Exercise inputs:

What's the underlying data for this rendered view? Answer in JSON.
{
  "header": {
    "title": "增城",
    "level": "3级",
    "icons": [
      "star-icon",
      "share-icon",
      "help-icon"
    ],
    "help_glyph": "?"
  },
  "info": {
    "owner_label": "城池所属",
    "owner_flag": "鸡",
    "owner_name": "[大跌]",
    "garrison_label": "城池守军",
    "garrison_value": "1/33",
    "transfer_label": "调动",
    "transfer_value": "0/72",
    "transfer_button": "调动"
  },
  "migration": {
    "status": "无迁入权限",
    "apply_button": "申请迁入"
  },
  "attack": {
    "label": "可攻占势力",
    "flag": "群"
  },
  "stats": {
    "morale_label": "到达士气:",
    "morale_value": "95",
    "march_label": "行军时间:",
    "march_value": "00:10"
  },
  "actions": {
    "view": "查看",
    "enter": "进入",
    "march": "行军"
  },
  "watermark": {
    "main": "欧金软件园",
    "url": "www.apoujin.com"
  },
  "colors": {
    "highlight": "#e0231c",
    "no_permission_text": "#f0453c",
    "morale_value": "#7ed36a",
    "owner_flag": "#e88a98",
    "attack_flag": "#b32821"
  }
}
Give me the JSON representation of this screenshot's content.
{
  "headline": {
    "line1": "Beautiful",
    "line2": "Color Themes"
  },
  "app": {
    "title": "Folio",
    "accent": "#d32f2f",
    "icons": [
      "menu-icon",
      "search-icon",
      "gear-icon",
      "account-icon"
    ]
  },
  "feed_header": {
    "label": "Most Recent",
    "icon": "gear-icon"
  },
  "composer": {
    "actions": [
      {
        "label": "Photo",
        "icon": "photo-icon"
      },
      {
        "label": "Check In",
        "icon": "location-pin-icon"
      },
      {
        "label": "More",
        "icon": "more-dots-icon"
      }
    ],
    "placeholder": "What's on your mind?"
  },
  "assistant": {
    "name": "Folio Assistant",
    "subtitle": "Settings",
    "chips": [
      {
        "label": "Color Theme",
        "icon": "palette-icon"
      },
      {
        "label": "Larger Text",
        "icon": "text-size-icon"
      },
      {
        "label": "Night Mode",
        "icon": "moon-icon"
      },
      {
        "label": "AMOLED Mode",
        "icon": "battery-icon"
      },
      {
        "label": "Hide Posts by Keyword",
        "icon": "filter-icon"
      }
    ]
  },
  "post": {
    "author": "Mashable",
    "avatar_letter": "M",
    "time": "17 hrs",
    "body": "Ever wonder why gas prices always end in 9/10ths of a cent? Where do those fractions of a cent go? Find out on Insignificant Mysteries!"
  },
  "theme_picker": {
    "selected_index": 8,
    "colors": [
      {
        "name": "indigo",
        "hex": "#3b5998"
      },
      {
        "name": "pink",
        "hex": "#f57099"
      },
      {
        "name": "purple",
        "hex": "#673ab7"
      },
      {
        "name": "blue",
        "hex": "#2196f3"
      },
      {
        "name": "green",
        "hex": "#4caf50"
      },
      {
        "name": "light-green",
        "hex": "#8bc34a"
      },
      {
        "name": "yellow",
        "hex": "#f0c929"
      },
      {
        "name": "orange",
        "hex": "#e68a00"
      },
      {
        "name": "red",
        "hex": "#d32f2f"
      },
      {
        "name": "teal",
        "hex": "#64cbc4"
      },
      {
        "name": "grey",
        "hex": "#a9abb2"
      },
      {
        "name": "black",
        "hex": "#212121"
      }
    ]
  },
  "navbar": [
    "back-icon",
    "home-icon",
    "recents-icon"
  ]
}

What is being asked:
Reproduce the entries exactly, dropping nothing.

Task solution:
What's the underlying data for this rendered view? Answer in JSON.
{
  "header": {
    "title": "增城",
    "level": "3级",
    "icons": [
      "star-icon",
      "share-icon",
      "help-icon"
    ],
    "help_glyph": "?"
  },
  "info": {
    "owner_label": "城池所属",
    "owner_flag": "鸡",
    "owner_name": "[大跌]",
    "garrison_label": "城池守军",
    "garrison_value": "1/33",
    "transfer_label": "调动",
    "transfer_value": "0/72",
    "transfer_button": "调动"
  },
  "migration": {
    "status": "无迁入权限",
    "apply_button": "申请迁入"
  },
  "attack": {
    "label": "可攻占势力",
    "flag": "群"
  },
  "stats": {
    "morale_label": "到达士气:",
    "morale_value": "95",
    "march_label": "行军时间:",
    "march_value": "00:10"
  },
  "actions": {
    "view": "查看",
    "enter": "进入",
    "march": "行军"
  },
  "watermark": {
    "main": "欧金软件园",
    "url": "www.apoujin.com"
  },
  "colors": {
    "highlight": "#e0231c",
    "no_permission_text": "#f0453c",
    "morale_value": "#7ed36a",
    "owner_flag": "#e88a98",
    "attack_flag": "#b32821"
  }
}
Give me the JSON representation of this screenshot's content.
{
  "headline": {
    "line1": "Beautiful",
    "line2": "Color Themes"
  },
  "app": {
    "title": "Folio",
    "accent": "#d32f2f",
    "icons": [
      "menu-icon",
      "search-icon",
      "gear-icon",
      "account-icon"
    ]
  },
  "feed_header": {
    "label": "Most Recent",
    "icon": "gear-icon"
  },
  "composer": {
    "actions": [
      {
        "label": "Photo",
        "icon": "photo-icon"
      },
      {
        "label": "Check In",
        "icon": "location-pin-icon"
      },
      {
        "label": "More",
        "icon": "more-dots-icon"
      }
    ],
    "placeholder": "What's on your mind?"
  },
  "assistant": {
    "name": "Folio Assistant",
    "subtitle": "Settings",
    "chips": [
      {
        "label": "Color Theme",
        "icon": "palette-icon"
      },
      {
        "label": "Larger Text",
        "icon": "text-size-icon"
      },
      {
        "label": "Night Mode",
        "icon": "moon-icon"
      },
      {
        "label": "AMOLED Mode",
        "icon": "battery-icon"
      },
      {
        "label": "Hide Posts by Keyword",
        "icon": "filter-icon"
      }
    ]
  },
  "post": {
    "author": "Mashable",
    "avatar_letter": "M",
    "time": "17 hrs",
    "body": "Ever wonder why gas prices always end in 9/10ths of a cent? Where do those fractions of a cent go? Find out on Insignificant Mysteries!"
  },
  "theme_picker": {
    "selected_index": 8,
    "colors": [
      {
        "name": "indigo",
        "hex": "#3b5998"
      },
      {
        "name": "pink",
        "hex": "#f57099"
      },
      {
        "name": "purple",
        "hex": "#673ab7"
      },
      {
        "name": "blue",
        "hex": "#2196f3"
      },
      {
        "name": "green",
        "hex": "#4caf50"
      },
      {
        "name": "light-green",
        "hex": "#8bc34a"
      },
      {
        "name": "yellow",
        "hex": "#f0c929"
      },
      {
        "name": "orange",
        "hex": "#e68a00"
      },
      {
        "name": "red",
        "hex": "#d32f2f"
      },
      {
        "name": "teal",
        "hex": "#64cbc4"
      },
      {
        "name": "grey",
        "hex": "#a9abb2"
      },
      {
        "name": "black",
        "hex": "#212121"
      }
    ]
  },
  "navbar": [
    "back-icon",
    "home-icon",
    "recents-icon"
  ]
}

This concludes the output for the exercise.